MINNEAPOLIS (FOX 9) - How the Minneapolis Police Chief plans to absorb deep cuts to the department next year is creating some heated discussion among city leaders and dozens of residents spoke up about the issue Thursday, mostly to criticize the public safety committee.
Minneapolis resident Bill Rodriguez was one of them, arguing that urgent action is needed. Rodriguez was one of the first 64 people to sign up for a phone-in public comment to the Minneapolis Public Safety Committee meeting.
“They, they police department, the mayor and all civic and state leaders need to get together and lock themselves in a room and come up with a 60-day plan that puts more protection on the street now,” he said.
Earlier in the day, during a budget meeting, Police Chief Medaria Arradondo outlined the ways he plans to absorb the department’s cuts in the Mayor’s 2021 recommended budget. The new year would start with 531 sworn, full-time officers, a 73-person reduction from 2020.
Plus, the chief recommended decommissioning some non-mandated units including community response teams in order to move sworn staff into priority functions.
“The department is shrinking, that is true,” said Arradondo Thursday. “And that is significant.”
Council members pushed back on several proposed points, including the chief’s suggestion to reassign some investigative staff.
“We have to make sure that core 911 response is adequately staffed,” said Arradondo. “Because when that person picks up the phone to call 911, we’ve got to have someone there to respond to it.”
City Council President Lisa Bender pointed out, with Target not welcoming staff back to downtown headquarters until at least next summer, she questions how this and various pandemic ripple effects could impact police staffing.
“In some ways, we are becoming more like a residential community that may not need as much policing,” Bender said. “You know, in downtown during the day.”
To that, Council Member Lisa Goodman said she found the chief’s proposed changes and much of the overall discussion alarming.
“What I’m hearing is people are afraid,” Goodman said. “They want more public safety, not less.”

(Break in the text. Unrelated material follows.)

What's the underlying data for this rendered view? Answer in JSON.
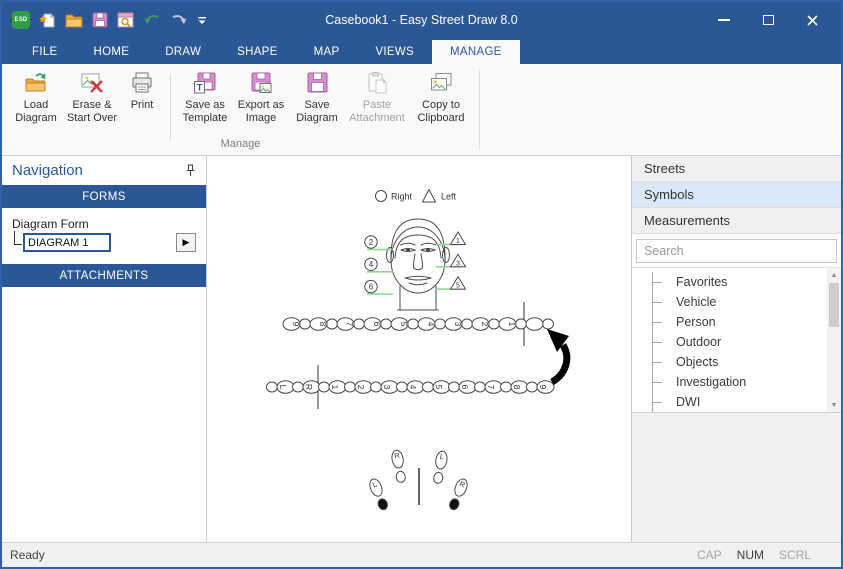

“To minimize this perception issue and suggest people aren’t coming downtown so therefore we would need less police is ludacris,” she added.